Story by Reagan Ebb | Staff Writer, Video by Christina Soto | Broadcast Managing Editor
Baylor University posted a sign Sunday afternoon in the Student Life Center notifying students of a dress code policy change for the SLC. One of the new rules said female students could no longer wear shorts that were shorter than one’s fingertips. In response to the policy change, many students responded with frustration, turning to Twitter and Facebook to question Baylor’s decision.
In response to the student body, Baylor University issued a statement on Twitter, saying it had been brought to their attention that the newest change in dress code for the SLC created “confusion.”
“Therefore, we are returning to our former interpretation of this policy and will seek additional student input should there be any proposed changes in the future,” the statement said.

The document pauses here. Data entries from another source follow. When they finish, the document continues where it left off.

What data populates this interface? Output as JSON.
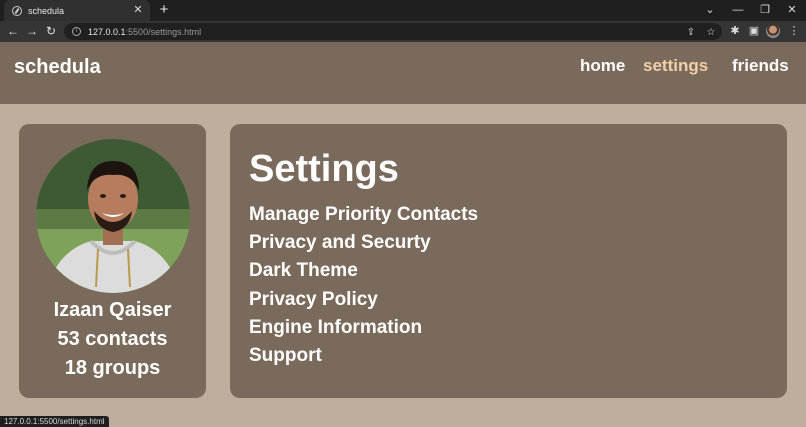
{
  "browser": {
    "tab_title": "schedula",
    "tab_close": "✕",
    "new_tab": "+",
    "url_host": "127.0.0.1",
    "url_path": ":5500/settings.html",
    "status_url": "127.0.0.1:5500/settings.html",
    "window_controls": {
      "dropdown": "⌄",
      "minimize": "—",
      "restore": "❐",
      "close": "✕"
    },
    "nav": {
      "back": "←",
      "forward": "→",
      "reload": "↻"
    }
  },
  "site": {
    "brand": "schedula",
    "nav": [
      {
        "label": "home",
        "active": false
      },
      {
        "label": "settings",
        "active": true
      },
      {
        "label": "friends",
        "active": false
      }
    ]
  },
  "profile": {
    "name": "Izaan Qaiser",
    "contacts": "53 contacts",
    "groups": "18 groups"
  },
  "settings": {
    "title": "Settings",
    "items": [
      "Manage Priority Contacts",
      "Privacy and Securty",
      "Dark Theme",
      "Privacy Policy",
      "Engine Information",
      "Support"
    ]
  },
  "colors": {
    "page_bg": "#bfae9e",
    "panel_bg": "#7a6a5c",
    "active_nav": "#f2cfa7",
    "text": "#ffffff"
  }
}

Houston recent graduate Jacquelyn Kellar said she had mixed feelings about Sunday’s events. She said if she was still a student, she would not have had a problem with the new rules. Kellar also said she thought it was great that Baylor listened to the opinions of the students and that the school handled situation well.
“It’s important for students to feel heard,” Kellar said, “I believe that the responsibility to keep men focused in the gym should not fall to women and their attire.”
Atlanta sophomore Kerlin Anderson organized a student protest to be held outside the SLC at 6 a.m. Monday. The protest was canceled due to Baylor’s change of heart, but Anderson still plans on making her voice heard.
“Right now, with the #MeToo movement, voices are more important than ever,” Anderson said.
Anderson said current events like the Larry Nassar trial make this happening at Baylor even more enraging.
“You would think that Baylor was being conscious of how women are being treated,” Anderson said. “There is such a heightened consciousness around the issue of sexual gender generalizations.”
Anderson said even with such a small issue as a dress code change, that Baylor did not think about the repercussions of the event. She said the action seemed to foster a rape culture, saying that some people ask women what they were wearing when a sexual assault occurred.
“I felt that Baylor was almost for blaming women for how males were reacting to our athletic wear in an environment where we are working out. It’s just absurd,” Anderson said.
Anderson said she thinks Baylor only revoked the dress code because the students’ outrage.
Peoria, Ill., junior Amanda Seaboch said she was disappointed in how the university handled the situation, commenting on Baylor’s Title IX situation.
“It was two steps backwards in the direction we should go. Their initial reaction was ‘blame the victim,’ so it goes back to Title IX. Are they doing it because they have to? Or because they actually care about women?” Seaboch said.